It was less than two weeks ago that the Boston Red Sox won their fourth World Series since 2004, a run of excellence that began two years after the then-famously “cursed” club hired legendary statistician Bill James as a senior baseball operations adviser.
Shortly after he was hired by the Red Sox, in July 2003, James was the subject of a New Yorker article titled, “The Professor of Baseball,” that included a passage of particular interest all these years later.
“Joking, (then-assistant general manager Theo) Epstein suggested that they hire Bill James himself. Although James had seemed to position himself deliberately on the margins of the profession, (Red Sox owner John) Henry sent him an inquiring e-mail, just in case. James had, as it happened, worked in the past as a consultant for three major-league teams, but was forbidden to acknowledge his employment.”
Secret consultants are not at all an unheard-of thing in baseball, where the statistical community on Twitter often will bid farewell to someone who has accepted a role with a team they cannot name.
Fast forward 15 years from that New Yorker passage to a statement issued Thursday by the Red Sox.
“Bill James is a consultant to the Red Sox. He is not an employee, nor does he speak for the club. His comments on Twitter were inappropriate and do not reflect the opinions of the Red Sox front office or its ownership group. Our Championships would not have been possible without our incredibly talented players – they are the backbone of our franchise and our industry. To insinuate otherwise is absurd.”
It’s weird how James’ previous consulting work had to be kept secret, yet he’s been with the Red Sox as a senior adviser, quite publicly, since the middle of George W. Bush’s first term. James is listed on the team website as part of the baseball operations department, and that list includes a link to his bio – something that is not the case for Hall of Famers Tony La Russa, Pedro Martinez, and Jim Rice.
The Red Sox may have moved to “distance themselves” from James after his Twitter comments, since deleted, but they didn’t announce that they’re cutting ties with him for bashing “the backbone of our franchise and our industry.”
What James said that necessitated the quasi-apology was, “If the players all retired tomorrow, we would replace them, the game would go on; in three years it would make no difference whatsoever.
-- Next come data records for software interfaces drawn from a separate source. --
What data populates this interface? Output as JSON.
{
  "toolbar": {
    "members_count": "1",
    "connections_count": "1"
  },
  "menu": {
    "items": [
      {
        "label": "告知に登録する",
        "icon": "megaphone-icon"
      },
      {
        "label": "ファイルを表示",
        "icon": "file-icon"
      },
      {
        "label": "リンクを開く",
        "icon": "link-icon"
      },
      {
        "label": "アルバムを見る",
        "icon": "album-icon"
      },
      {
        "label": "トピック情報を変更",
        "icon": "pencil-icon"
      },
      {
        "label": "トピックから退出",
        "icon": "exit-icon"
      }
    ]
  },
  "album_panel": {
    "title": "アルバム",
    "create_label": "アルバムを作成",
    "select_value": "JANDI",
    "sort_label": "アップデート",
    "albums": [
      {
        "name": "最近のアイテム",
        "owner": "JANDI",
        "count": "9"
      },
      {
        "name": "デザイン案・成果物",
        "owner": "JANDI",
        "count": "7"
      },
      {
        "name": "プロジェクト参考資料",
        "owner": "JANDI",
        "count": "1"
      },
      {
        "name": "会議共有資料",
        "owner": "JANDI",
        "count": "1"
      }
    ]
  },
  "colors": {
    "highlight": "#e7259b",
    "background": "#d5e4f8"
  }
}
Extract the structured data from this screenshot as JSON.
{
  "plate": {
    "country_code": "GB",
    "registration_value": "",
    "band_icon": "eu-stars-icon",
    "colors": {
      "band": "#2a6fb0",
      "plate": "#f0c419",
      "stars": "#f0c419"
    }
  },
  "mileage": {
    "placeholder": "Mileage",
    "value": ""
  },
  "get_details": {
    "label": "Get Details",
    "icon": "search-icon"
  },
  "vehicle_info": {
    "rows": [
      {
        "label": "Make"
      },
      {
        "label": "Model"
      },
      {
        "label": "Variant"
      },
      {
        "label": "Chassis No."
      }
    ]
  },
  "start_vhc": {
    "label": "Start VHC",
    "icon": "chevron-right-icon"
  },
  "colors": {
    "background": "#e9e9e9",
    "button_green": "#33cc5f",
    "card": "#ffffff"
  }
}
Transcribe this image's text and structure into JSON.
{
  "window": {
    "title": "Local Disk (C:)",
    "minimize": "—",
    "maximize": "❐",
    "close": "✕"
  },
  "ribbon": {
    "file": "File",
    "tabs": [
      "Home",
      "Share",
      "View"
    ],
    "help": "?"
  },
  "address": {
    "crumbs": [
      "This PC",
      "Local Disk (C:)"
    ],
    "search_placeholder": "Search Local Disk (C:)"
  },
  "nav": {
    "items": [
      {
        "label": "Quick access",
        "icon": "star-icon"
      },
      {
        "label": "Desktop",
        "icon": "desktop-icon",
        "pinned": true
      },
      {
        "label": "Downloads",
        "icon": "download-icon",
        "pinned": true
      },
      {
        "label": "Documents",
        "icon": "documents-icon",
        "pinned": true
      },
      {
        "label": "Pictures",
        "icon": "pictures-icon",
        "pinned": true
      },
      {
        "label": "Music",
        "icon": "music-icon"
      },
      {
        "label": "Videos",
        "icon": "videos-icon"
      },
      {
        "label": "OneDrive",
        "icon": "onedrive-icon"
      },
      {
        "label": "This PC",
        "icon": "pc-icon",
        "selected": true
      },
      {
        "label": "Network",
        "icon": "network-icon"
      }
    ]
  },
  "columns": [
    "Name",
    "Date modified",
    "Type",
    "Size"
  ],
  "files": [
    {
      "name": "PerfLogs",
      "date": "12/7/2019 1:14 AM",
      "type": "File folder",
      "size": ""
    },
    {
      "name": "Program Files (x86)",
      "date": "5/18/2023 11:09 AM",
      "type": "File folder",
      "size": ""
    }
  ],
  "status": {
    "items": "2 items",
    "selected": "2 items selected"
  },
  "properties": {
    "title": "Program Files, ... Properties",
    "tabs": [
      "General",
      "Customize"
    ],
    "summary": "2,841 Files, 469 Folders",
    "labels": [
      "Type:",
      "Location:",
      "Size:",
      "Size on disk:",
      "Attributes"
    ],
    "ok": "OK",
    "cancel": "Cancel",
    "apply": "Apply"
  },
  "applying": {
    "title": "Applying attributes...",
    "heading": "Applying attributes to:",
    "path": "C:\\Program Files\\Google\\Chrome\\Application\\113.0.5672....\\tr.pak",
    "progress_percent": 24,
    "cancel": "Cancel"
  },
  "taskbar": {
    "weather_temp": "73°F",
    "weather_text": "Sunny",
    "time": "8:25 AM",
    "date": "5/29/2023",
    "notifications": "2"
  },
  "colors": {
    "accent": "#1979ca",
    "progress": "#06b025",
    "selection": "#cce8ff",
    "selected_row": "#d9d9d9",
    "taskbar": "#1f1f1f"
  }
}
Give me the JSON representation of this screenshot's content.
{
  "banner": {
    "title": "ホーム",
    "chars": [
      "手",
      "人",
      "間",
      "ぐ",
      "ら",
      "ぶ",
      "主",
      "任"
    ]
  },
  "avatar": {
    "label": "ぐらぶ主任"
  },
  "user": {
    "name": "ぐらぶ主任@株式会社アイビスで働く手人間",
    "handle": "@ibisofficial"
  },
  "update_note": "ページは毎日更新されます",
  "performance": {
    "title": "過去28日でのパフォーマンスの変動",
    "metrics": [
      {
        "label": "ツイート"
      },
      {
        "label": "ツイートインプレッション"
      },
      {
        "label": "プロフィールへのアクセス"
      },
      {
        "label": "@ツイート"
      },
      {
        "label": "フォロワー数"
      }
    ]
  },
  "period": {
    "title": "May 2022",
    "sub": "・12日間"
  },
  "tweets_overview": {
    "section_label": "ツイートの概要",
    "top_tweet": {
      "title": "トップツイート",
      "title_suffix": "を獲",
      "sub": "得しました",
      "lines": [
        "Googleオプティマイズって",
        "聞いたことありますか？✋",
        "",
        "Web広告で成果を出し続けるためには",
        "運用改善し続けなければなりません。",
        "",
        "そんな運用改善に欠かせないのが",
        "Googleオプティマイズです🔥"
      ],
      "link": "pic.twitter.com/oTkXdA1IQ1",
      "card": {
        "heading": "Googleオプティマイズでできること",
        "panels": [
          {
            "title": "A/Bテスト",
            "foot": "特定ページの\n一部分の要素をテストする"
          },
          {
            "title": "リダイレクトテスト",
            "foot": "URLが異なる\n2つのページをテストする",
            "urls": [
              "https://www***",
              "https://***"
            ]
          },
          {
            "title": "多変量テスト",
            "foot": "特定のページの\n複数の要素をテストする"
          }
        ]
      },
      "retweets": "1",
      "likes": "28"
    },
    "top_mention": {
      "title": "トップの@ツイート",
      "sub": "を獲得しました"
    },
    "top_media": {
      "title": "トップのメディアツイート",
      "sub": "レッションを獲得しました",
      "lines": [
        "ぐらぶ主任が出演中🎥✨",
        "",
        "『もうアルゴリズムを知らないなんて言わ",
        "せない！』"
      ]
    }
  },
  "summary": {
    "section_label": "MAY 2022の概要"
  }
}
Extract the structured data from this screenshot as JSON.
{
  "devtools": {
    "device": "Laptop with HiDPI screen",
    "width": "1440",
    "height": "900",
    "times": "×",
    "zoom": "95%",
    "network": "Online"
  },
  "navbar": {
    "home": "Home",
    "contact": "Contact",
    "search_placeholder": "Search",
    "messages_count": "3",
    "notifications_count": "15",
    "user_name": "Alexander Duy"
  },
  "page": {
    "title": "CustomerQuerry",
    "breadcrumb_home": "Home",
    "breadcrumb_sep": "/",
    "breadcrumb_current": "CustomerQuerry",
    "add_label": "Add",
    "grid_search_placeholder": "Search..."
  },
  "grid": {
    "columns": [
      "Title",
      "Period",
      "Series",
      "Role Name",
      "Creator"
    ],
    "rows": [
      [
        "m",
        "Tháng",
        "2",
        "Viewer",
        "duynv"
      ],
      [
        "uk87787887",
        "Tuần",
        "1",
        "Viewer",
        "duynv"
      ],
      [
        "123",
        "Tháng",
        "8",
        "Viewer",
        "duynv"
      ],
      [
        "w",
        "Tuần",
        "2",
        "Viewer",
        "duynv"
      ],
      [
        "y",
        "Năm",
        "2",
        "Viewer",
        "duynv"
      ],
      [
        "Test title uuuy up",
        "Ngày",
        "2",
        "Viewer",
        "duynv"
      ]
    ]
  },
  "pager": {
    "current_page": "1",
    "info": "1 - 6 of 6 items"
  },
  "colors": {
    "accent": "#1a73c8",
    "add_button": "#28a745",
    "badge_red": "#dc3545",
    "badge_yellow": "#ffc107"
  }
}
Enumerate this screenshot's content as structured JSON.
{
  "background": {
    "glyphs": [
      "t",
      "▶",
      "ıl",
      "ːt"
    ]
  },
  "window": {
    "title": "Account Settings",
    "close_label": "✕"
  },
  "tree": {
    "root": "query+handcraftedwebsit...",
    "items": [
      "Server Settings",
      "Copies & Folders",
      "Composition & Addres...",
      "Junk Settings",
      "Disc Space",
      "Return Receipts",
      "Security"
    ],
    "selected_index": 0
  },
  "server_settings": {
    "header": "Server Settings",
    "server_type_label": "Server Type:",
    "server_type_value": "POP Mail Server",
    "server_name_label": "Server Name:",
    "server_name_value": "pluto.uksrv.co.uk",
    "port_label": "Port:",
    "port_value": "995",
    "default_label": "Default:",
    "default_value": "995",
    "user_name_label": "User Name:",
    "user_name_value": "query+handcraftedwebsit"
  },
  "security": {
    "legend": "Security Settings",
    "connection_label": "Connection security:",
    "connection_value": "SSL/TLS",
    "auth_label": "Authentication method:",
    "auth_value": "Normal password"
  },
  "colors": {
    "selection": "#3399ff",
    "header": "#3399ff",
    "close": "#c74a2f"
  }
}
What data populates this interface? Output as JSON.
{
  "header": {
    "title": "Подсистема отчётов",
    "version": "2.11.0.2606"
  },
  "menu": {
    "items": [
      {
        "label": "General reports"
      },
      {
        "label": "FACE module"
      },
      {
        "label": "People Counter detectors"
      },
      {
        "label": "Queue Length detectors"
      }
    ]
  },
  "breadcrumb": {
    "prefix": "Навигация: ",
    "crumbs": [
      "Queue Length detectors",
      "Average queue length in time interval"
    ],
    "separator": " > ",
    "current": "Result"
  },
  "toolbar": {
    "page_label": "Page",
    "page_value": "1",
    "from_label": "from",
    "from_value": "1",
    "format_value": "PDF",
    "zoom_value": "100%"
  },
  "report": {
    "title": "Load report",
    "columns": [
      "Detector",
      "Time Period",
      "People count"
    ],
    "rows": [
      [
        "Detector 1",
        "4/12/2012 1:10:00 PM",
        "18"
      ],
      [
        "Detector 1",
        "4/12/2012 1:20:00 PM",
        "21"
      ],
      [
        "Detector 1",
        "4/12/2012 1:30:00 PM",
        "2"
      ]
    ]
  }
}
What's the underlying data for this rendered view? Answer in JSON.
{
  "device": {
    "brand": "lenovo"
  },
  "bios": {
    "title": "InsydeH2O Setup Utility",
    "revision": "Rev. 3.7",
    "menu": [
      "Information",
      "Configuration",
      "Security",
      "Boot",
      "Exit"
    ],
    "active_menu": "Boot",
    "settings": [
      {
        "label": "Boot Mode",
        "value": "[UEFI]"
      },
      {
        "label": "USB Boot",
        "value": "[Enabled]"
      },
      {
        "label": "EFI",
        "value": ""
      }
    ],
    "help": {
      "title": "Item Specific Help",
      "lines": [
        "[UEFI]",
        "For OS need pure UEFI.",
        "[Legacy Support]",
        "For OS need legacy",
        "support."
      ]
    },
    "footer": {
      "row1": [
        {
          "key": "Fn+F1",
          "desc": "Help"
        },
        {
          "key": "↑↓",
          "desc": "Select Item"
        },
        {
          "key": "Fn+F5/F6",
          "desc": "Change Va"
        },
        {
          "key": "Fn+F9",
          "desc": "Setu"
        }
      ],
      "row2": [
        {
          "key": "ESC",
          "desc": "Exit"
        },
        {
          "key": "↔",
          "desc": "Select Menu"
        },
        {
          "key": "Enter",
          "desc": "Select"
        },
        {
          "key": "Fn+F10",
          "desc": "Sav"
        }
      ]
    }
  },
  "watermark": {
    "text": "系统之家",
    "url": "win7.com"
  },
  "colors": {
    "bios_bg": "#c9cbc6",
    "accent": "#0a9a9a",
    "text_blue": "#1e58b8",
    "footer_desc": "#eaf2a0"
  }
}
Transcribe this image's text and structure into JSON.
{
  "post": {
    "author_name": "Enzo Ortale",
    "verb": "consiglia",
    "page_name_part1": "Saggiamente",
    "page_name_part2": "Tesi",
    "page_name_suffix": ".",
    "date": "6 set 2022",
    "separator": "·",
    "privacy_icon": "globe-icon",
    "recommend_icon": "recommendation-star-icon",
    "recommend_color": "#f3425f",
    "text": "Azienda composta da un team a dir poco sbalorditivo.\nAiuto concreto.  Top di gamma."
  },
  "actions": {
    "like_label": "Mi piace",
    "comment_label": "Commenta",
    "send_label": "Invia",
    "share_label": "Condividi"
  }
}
The players are NOT the game, any more than the beer vendors are.”
As obviously untrue as that is, and as deserving of a rebuke from union leader Tony Clark as it was, it’s also indisputable that the philosophy of all labor being replaceable is nothing new in management circles, even going back to what’s often retold as a cute anecdote about Branch Rickey, when he told Ralph Kiner, “We finished last with you, we can finish last without you.” There’s a difference there, but it’s also worth thinking about in the context of Rickey bringing Jackie Robinson to the Dodgers not only as a move against racism, but because Rickey knew that his team being first to integrate would mean a competitive advantage on the field by greatly widening the available talent pool.
It’s evident what the problem is now, and it’s classic 2018: James said the quiet part out loud. Of course the Red Sox would put out a statement that they’ve barely even heard of James and that they love their players more than life itself, but it hardly changes the fact that we’re only a generation out from Major League Baseball actually using replacement players through spring training in 1995, right up until the strike that canceled the previous year’s World Series was resolved.
Henry bought a 1% stake in the Yankees in 1991, and had to sell his shares as part of his purchase of the Florida Marlins in 1999. In other words, Henry was part of ownership at a time when “the backbone … of our industry” was indeed the subject of an attempt to be replaced as a union-busting tactic that wound up failing. To insinuate that James’ tweets don’t reflect “the opinions of the Red Sox … ownership group” is absurd.